The NSU Ramses Utilica was the first car produced in Egypt, and was the result of a coorporation between the new egyptian car firm Egyptian Automotive Co., and the german NSU. The factory was located right next to the Great Pyramids. Plans were to produce around 10.000 cars a year, most of the work being manual labor.

The NSU Ramses used the Prinz 30 as it's basis. The body, looking something like a VW K├╝belwagen; it was much more square then the original Prinz, creating more space in the front luggage compartment. The square form was the result of the absence of equipment to mold metal plates in more streamlined forms. The doors and passenger windows where made of canvas on a frame, and could be complete removed. The soft top could be folded back, just like on an ordinary cabrio.

The only chrome parts that could be found on the car were the front and rear fenders - in the heat and rough egyptian environment, chrome parts tend to show blisters in a very short period of time.

Thursday, April 2, 2009

The Banchee




The Banbhee
(South Africa)

An absolutely gorgeous open sportscar created by Tertius Van Zyl in South Africa. Tertius writes:

"Being a penniless youth and having abused my mildly tuned 850 in the mid 60s with rallying and a foray into racing, I decided that a sports car would be a great idea to put on the track.

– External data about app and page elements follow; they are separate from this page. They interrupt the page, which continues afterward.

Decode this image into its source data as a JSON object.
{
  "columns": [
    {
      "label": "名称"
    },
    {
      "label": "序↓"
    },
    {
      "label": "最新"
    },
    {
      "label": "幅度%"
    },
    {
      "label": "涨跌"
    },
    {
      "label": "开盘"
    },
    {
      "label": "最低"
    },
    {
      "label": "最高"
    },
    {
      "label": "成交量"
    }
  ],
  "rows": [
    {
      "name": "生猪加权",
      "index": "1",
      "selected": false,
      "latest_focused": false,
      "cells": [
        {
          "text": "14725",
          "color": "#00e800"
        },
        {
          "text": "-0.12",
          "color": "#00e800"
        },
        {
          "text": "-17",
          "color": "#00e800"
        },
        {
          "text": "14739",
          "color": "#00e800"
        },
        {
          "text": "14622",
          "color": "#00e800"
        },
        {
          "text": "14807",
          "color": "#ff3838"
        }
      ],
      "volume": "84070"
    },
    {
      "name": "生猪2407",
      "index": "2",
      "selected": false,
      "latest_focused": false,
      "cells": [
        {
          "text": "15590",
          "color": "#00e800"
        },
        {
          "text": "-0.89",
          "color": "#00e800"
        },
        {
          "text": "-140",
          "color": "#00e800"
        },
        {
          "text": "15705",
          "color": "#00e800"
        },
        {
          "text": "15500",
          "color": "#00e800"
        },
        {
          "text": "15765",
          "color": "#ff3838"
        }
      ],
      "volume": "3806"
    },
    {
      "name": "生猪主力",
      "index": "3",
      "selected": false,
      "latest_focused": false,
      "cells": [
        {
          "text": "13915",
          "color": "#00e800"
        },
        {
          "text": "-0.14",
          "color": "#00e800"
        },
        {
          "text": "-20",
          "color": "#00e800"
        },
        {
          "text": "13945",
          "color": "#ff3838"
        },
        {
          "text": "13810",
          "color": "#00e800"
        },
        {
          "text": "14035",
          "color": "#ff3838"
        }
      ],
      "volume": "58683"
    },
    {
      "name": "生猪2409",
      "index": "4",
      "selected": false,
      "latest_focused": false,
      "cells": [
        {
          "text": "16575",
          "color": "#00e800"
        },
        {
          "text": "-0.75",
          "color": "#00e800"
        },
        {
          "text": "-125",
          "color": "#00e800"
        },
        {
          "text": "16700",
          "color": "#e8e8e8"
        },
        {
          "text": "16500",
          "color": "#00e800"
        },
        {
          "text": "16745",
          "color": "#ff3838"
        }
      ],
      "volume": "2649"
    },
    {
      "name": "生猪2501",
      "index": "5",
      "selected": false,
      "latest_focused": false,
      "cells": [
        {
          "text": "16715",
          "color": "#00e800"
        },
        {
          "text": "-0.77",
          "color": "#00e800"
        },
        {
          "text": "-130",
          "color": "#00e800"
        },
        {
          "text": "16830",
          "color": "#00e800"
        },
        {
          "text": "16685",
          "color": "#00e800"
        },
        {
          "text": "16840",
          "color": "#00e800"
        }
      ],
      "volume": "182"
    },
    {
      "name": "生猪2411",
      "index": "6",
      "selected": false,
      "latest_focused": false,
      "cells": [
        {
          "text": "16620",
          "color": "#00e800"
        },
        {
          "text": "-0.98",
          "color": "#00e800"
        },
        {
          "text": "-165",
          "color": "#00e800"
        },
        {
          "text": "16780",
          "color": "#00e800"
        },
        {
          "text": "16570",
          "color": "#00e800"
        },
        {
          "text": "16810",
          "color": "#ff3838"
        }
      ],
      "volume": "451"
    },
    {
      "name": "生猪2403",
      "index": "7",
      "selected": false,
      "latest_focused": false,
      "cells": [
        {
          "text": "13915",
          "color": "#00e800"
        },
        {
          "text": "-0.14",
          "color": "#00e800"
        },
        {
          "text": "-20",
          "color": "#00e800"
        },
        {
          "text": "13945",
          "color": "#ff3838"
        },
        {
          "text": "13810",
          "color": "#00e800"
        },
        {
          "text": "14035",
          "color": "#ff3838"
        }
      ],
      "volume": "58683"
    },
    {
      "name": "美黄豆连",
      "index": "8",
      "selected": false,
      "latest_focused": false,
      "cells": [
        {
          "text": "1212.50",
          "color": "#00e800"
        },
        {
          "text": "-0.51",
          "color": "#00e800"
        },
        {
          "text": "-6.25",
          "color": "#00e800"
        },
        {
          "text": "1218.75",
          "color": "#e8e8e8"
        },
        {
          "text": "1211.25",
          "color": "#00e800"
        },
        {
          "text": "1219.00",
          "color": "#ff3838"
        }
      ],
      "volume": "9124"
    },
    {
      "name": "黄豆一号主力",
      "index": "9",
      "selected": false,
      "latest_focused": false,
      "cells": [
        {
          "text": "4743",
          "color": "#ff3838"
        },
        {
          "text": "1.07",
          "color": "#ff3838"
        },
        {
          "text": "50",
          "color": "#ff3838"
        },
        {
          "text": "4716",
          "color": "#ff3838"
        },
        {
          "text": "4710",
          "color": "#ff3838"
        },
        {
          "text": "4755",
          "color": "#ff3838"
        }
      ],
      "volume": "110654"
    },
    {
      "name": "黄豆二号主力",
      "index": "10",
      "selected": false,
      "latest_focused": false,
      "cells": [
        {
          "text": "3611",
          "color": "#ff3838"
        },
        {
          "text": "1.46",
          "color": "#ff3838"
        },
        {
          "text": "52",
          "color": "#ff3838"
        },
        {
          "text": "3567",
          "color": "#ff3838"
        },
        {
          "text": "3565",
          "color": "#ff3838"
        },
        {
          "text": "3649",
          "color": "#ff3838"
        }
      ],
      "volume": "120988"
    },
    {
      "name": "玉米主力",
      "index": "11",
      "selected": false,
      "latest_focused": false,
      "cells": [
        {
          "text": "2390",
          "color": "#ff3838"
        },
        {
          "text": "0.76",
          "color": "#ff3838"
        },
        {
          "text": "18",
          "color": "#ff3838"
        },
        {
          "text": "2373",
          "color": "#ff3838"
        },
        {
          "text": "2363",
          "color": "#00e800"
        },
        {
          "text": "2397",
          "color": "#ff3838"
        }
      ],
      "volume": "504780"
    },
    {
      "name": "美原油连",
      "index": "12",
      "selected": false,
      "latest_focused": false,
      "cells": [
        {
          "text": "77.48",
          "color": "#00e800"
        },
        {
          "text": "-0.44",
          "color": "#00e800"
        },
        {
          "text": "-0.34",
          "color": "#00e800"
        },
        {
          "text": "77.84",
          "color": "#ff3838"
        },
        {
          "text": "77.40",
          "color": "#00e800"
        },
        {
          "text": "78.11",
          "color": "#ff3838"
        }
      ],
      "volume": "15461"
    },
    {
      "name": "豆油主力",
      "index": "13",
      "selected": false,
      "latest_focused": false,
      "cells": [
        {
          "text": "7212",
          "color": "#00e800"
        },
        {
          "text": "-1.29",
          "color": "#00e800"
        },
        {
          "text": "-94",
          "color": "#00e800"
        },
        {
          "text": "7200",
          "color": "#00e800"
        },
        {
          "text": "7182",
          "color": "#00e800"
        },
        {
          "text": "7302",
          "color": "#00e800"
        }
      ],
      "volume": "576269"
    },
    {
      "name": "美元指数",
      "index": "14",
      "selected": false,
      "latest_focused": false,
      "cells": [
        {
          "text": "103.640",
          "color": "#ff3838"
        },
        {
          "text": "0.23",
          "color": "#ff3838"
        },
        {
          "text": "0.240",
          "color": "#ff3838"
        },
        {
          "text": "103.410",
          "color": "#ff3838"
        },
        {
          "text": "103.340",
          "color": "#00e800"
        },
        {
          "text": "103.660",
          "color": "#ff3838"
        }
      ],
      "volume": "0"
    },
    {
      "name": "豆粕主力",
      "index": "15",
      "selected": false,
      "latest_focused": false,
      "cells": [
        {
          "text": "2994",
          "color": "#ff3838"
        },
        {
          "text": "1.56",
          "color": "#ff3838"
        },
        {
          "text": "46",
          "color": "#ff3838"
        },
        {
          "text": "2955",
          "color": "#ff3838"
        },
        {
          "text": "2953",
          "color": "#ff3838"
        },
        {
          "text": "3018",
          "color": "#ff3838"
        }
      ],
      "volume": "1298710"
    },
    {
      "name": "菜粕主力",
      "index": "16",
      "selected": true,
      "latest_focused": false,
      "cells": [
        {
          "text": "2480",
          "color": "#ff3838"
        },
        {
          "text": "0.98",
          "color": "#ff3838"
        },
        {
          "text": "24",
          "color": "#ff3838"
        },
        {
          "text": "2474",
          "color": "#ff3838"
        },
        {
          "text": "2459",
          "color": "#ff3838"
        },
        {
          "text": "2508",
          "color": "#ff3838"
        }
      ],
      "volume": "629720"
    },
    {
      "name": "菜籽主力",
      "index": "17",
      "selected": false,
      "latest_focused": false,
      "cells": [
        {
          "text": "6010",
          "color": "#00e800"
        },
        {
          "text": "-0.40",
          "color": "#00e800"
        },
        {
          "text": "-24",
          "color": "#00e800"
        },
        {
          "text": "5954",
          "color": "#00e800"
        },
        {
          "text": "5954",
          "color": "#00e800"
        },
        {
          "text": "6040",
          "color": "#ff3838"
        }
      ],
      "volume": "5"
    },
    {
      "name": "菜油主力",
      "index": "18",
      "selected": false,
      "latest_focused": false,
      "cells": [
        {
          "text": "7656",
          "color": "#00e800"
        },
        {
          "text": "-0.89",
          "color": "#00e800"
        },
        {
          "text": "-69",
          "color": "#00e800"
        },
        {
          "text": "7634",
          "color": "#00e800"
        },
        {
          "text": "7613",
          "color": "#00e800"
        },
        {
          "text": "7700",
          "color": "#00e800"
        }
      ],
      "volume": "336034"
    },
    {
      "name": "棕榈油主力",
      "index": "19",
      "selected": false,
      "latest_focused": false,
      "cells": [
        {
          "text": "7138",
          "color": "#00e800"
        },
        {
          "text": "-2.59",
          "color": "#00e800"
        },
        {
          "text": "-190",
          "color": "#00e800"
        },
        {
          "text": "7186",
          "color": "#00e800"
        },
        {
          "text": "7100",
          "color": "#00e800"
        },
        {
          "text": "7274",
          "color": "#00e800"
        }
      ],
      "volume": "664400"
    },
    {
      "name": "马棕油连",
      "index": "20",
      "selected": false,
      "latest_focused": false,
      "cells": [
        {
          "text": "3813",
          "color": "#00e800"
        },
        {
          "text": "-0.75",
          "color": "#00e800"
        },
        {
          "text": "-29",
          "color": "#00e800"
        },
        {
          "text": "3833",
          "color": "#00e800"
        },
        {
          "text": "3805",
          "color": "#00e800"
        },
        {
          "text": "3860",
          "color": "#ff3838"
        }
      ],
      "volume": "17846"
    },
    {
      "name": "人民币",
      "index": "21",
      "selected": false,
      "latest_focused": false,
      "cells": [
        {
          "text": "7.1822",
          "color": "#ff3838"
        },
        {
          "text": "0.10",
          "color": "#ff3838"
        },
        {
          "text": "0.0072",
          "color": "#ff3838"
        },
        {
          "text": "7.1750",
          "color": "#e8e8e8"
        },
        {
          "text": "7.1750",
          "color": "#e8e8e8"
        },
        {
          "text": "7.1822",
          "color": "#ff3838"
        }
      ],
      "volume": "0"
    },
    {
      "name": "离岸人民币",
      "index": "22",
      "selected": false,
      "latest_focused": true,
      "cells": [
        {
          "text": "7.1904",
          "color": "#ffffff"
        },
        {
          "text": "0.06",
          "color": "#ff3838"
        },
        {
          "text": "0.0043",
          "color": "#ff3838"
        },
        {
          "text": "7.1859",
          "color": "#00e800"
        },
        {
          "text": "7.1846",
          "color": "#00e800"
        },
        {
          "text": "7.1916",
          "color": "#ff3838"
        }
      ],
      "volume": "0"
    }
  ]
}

No money meant that 'if you can't buy one, make one'! Having had inspiration from a road test published in Cars & Car Conversions mag of the Unipower GT and clutching my copy (original 1969 version still in existence) of Allan Staniforth‘s High Speed-Low Cost, 'Banshee' was created over a period of about 15 years during which time I was transferred by my employer to five cities in South Africa, Banshee having covered about 2,500 miles without putting in any fuel!

"Regrettably, the Sportscar class was abolished during the course of building and my racing aspirations were curtailed anyway by the intrusion of marriage. Banshee is still hauled out on high days and holidays but has completed three 'Durban Dash' events over the past years (800 mile round trip each from Johannesburg to Durban); (photo T. van Zyl)

The Flamingo





The Flamingo
(South Africa)

Yet again Bob van Niekerk, Willie Meissner and Vester de Wit conceived and designed the follow up to the Dart; It was the Flamingo. A sophisticated GT version of the Dart with a unique styled hard top.

Approximately 128 GSM Flamingos were built in Cape Town.

The Dart




The Dart
(South Africa)

Bob van Niekerk, Willie Meissner and Vester de Wit conceived and designed this car during 1956. The Dart was its name and it proved to be almost unbeatable in South Africa as well as various racing circuits in Europe.

In England the Dart was produced as the Delta.

Some 116 Darts were built in S.A. and.... over 60 Deltas in the U.K, some of which have surfaced lately in Canada.